|This article does not cite any sources. (December 2009) (Learn how and when to remove this template message)|
Chelyuskin graduated from the Navigation School in Moscow. He first became a deputy navigator while serving in the Baltic Fleet (1726) and later promoted to navigator (1733). Chelyuskin was chosen for the Second (Great Northern) Kamchatka Expedition, in which he took part until 1743. He participated in expeditions, led by Vasily Pronchischev and Khariton Laptev. In spring of 1741, Chelyuskin made a voyage from the Khatanga River to the Pyasina River by land. He described the western coastline from the Taimyr Peninsula to the Middendorff Bay and then from the mouth of Pyasina to the mouth of the Yenisei River. In winter of 1741–1742, he traveled from Turukhansk to the mouth of the Khatanga River, describing the northern coastline of the Taimyr Peninsula from the Cape Faddey on the East to the mouth of the Taimyra River on the West.

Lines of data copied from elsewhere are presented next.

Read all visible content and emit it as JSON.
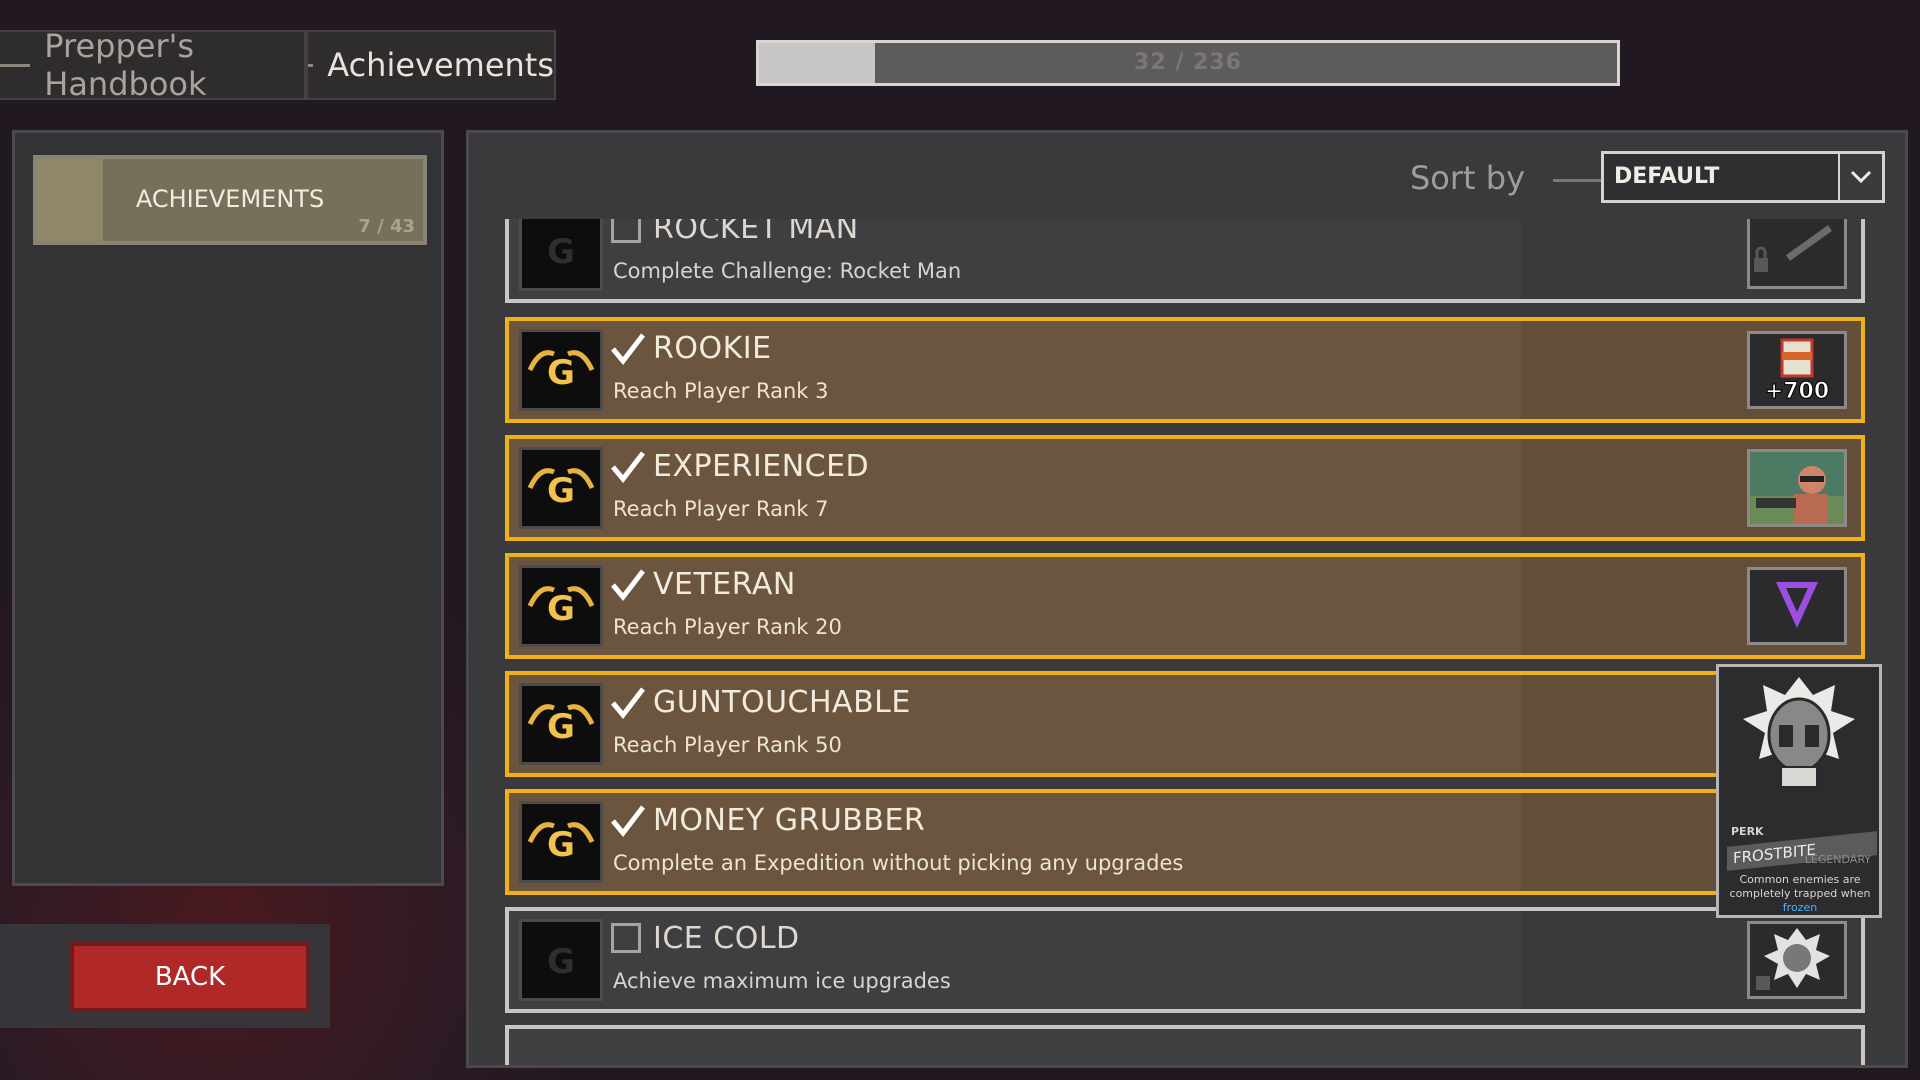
{
  "header": {
    "tabs": [
      {
        "label": "Prepper's Handbook"
      },
      {
        "label": "Achievements"
      }
    ],
    "progress": {
      "text": "32 / 236",
      "fraction": 0.1356
    }
  },
  "sidebar": {
    "category": {
      "label": "ACHIEVEMENTS",
      "count": "7 / 43"
    }
  },
  "back_label": "BACK",
  "sort": {
    "label": "Sort by",
    "value": "DEFAULT"
  },
  "achievements": [
    {
      "title": "ROCKET MAN",
      "desc": "Complete Challenge: Rocket Man",
      "done": false,
      "reward_icon": "rocket-launcher-icon",
      "reward_locked": true
    },
    {
      "title": "ROOKIE",
      "desc": "Reach Player Rank 3",
      "done": true,
      "reward_icon": "currency-can-icon",
      "reward_text": "+700"
    },
    {
      "title": "EXPERIENCED",
      "desc": "Reach Player Rank 7",
      "done": true,
      "reward_icon": "character-portrait-icon"
    },
    {
      "title": "VETERAN",
      "desc": "Reach Player Rank 20",
      "done": true,
      "reward_icon": "rank-chevron-icon"
    },
    {
      "title": "GUNTOUCHABLE",
      "desc": "Reach Player Rank 50",
      "done": true,
      "reward_icon": "perk-card-icon"
    },
    {
      "title": "MONEY GRUBBER",
      "desc": "Complete an Expedition without picking any upgrades",
      "done": true,
      "reward_icon": "perk-card-icon"
    },
    {
      "title": "ICE COLD",
      "desc": "Achieve maximum ice upgrades",
      "done": false,
      "reward_icon": "frost-skull-icon",
      "reward_locked": true
    }
  ],
  "tooltip": {
    "tier": "PERK",
    "name": "FROSTBITE",
    "rarity": "LEGENDARY",
    "text_before": "Common enemies are completely trapped when",
    "text_keyword": "frozen"
  },
  "colors": {
    "completed_border": "#f0b117",
    "completed_bg": "#6b553e",
    "back_button": "#b02828"
  }
}
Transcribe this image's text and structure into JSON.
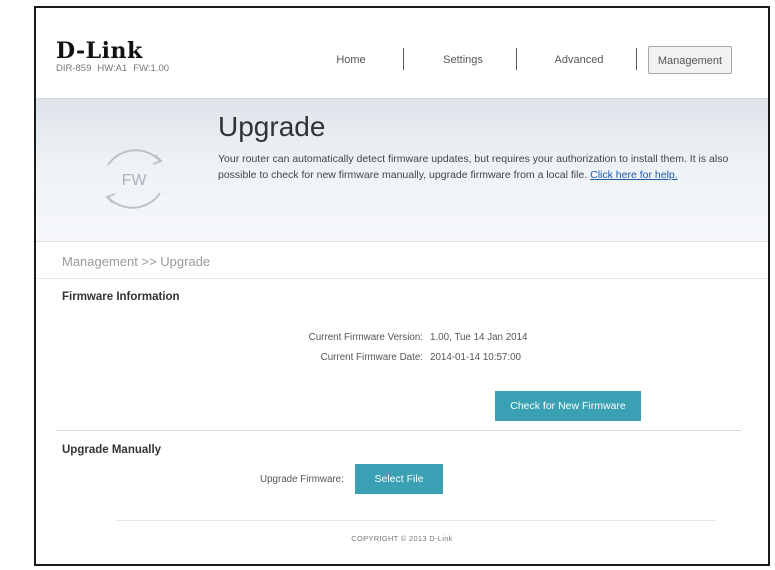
{
  "brand": {
    "name": "D-Link",
    "model": "DIR-859",
    "hw": "HW:A1",
    "fw": "FW:1.00"
  },
  "nav": [
    {
      "label": "Home"
    },
    {
      "label": "Settings"
    },
    {
      "label": "Advanced"
    },
    {
      "label": "Management",
      "active": true
    }
  ],
  "banner": {
    "icon": "firmware-refresh-icon",
    "icon_text": "FW",
    "title": "Upgrade",
    "description": "Your router can automatically detect firmware updates, but requires your authorization to install them. It is also possible to check for new firmware manually, upgrade firmware from a local file.",
    "help_link": "Click here for help."
  },
  "breadcrumb": "Management >> Upgrade",
  "firmware_info": {
    "title": "Firmware Information",
    "version_label": "Current Firmware Version:",
    "version_value": "1.00, Tue 14 Jan 2014",
    "date_label": "Current Firmware Date:",
    "date_value": "2014-01-14 10:57:00",
    "check_button": "Check for New Firmware"
  },
  "manual": {
    "title": "Upgrade Manually",
    "upgrade_label": "Upgrade Firmware:",
    "select_button": "Select File"
  },
  "footer": {
    "copyright": "COPYRIGHT © 2013 D-Link"
  },
  "colors": {
    "accent": "#3aa0b3",
    "link": "#1d5aa8"
  }
}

Chelyuskin found the northern extremity of Asia, which Aleksandr Fyodorovich Middendorf would later name after him in 1843 (Cape Chelyuskin).
He was discharged from the Baltic Fleet in the rank of a captain in 1760.
Named in honor
Cape Chelyuskin (the northernmost cape of Eurasia), Chelyuskin Peninsula (northern tip of Taymyr), Chelyuskin Island near Taymyr, famous Soviet Chelyuskin steamship and some streets and settlements have been named after Chelyuskin.
In 1930s the Soviet Union operated a steamship, built in Denmark in 1933, which was named after Semion Chelyuskin (see the Chelyuskin steamship). It sank in the Chukchi Sea near Kolyuchin Island during an ill-fated attempt to cover the Northern Sea Route.